● **Directions for this task**: In the records below, find every line that contains "Enumerate" and list it.

● **Source material**:

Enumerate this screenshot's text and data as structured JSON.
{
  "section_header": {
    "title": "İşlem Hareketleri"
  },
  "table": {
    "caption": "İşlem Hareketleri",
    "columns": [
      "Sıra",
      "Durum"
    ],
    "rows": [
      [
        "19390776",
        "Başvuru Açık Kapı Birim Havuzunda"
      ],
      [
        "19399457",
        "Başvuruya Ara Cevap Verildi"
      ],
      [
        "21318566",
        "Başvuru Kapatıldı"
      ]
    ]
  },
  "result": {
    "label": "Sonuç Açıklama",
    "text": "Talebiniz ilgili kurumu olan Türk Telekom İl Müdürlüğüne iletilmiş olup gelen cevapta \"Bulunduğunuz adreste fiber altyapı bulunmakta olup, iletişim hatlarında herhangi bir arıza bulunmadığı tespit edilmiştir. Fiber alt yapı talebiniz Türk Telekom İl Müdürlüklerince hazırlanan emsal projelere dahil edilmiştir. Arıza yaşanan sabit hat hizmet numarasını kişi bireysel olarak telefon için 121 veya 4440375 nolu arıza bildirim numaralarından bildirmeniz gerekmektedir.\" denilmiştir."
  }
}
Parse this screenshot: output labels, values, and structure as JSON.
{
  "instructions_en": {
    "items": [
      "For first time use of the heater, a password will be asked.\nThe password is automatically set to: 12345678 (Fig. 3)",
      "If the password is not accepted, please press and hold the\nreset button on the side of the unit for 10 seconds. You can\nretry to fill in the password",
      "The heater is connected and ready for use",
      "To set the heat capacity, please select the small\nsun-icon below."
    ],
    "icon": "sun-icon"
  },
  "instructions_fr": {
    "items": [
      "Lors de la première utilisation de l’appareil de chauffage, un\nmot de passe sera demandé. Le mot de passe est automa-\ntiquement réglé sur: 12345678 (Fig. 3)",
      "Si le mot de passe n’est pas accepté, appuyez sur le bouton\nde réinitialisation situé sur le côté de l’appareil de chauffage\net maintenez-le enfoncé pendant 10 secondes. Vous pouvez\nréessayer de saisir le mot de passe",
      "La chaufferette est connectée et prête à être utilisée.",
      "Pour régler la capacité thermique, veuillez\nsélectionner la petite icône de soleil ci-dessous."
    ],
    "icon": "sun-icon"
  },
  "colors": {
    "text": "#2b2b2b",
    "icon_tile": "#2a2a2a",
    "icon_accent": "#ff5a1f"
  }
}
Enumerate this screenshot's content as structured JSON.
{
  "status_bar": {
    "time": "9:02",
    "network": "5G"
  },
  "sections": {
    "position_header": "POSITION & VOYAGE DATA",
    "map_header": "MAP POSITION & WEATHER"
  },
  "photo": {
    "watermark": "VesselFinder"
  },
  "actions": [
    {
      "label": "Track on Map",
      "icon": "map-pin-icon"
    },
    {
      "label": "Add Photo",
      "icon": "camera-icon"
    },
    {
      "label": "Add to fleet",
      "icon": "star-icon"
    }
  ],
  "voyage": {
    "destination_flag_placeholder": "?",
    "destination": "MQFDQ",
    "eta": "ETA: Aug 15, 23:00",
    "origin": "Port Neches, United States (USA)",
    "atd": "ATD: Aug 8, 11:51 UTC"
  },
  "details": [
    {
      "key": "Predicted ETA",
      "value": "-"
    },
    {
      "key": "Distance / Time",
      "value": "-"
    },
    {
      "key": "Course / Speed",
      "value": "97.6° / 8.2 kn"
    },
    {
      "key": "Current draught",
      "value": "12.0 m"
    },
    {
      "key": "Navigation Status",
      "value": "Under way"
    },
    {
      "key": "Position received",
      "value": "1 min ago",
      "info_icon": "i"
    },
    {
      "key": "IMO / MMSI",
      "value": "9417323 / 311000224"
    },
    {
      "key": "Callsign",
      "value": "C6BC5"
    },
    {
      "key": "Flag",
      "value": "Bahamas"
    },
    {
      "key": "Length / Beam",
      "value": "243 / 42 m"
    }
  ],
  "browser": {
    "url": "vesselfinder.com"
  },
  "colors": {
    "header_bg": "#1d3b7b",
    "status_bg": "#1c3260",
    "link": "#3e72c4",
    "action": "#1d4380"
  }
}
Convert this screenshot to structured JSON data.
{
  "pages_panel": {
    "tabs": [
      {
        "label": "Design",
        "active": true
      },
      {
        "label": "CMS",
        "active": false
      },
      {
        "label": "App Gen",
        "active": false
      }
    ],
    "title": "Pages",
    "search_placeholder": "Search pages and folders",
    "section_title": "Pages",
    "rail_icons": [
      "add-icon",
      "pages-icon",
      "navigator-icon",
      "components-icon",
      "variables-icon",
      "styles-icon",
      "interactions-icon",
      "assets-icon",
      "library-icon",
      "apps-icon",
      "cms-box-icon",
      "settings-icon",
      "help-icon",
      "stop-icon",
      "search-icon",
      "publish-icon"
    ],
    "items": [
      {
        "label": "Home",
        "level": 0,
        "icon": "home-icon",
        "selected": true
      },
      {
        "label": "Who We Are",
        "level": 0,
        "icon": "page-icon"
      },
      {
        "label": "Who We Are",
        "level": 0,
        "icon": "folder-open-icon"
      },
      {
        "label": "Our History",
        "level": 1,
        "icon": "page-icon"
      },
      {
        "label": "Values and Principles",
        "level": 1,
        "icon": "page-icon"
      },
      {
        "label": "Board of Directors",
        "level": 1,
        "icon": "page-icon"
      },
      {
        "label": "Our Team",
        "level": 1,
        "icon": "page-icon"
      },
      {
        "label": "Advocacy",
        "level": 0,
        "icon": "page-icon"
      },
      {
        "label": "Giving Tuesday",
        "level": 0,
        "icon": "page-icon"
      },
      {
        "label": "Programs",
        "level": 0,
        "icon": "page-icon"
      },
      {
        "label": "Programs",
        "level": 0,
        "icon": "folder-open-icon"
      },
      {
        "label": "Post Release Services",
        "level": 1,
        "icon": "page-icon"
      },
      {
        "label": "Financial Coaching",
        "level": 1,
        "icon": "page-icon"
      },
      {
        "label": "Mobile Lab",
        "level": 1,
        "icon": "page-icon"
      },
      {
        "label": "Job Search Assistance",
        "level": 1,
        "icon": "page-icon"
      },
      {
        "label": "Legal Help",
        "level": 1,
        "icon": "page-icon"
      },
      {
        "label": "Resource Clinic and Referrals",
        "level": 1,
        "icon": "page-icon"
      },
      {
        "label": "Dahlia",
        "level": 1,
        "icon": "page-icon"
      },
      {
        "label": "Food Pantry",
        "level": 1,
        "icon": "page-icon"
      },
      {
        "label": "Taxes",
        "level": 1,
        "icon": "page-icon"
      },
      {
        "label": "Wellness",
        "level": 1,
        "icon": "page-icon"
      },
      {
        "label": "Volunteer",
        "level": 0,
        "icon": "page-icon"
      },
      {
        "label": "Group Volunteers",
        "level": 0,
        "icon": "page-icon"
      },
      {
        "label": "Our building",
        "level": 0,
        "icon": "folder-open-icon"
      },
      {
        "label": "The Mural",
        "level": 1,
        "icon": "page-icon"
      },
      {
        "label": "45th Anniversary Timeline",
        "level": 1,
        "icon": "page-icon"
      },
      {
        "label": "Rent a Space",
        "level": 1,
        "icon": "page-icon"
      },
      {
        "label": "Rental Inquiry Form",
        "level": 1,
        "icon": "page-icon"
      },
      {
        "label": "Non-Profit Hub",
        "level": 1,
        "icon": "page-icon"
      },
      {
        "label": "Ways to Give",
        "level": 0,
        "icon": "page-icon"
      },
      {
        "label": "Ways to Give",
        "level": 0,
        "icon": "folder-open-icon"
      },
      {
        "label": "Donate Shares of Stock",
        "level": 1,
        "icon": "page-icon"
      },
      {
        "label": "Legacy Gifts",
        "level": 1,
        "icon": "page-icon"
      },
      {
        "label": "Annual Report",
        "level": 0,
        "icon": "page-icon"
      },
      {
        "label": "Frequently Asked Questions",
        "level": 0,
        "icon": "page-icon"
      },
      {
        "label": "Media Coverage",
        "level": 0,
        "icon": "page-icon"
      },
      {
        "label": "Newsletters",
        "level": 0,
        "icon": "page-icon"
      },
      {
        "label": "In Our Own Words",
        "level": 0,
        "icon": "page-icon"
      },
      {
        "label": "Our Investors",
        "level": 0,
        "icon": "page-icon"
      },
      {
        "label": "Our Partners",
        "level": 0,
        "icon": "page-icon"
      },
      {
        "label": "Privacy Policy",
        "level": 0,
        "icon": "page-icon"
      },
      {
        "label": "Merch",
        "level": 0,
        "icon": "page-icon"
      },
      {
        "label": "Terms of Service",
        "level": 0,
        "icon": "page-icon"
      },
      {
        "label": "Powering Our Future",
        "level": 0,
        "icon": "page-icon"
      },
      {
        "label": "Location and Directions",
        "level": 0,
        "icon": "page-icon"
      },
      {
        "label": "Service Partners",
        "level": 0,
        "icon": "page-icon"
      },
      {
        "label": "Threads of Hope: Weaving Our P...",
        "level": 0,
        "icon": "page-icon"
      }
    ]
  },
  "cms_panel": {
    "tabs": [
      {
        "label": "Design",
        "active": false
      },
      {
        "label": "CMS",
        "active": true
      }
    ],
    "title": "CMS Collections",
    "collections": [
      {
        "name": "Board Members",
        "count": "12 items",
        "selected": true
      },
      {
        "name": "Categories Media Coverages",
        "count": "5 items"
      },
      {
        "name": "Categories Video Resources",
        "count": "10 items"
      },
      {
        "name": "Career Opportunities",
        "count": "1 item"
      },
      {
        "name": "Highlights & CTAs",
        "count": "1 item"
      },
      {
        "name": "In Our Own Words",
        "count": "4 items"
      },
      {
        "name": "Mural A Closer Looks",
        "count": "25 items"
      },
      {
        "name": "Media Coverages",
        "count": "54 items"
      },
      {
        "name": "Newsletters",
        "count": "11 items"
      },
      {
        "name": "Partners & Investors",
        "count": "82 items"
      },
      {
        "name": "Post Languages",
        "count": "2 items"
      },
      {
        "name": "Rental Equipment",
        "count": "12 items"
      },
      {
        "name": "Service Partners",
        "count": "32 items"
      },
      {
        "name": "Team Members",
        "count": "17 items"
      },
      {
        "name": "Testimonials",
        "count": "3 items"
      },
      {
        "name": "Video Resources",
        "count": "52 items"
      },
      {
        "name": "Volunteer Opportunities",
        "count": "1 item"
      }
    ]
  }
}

● **Response area**:
Enumerate this screenshot's text and data as structured JSON.
Enumerate this screenshot's content as structured JSON.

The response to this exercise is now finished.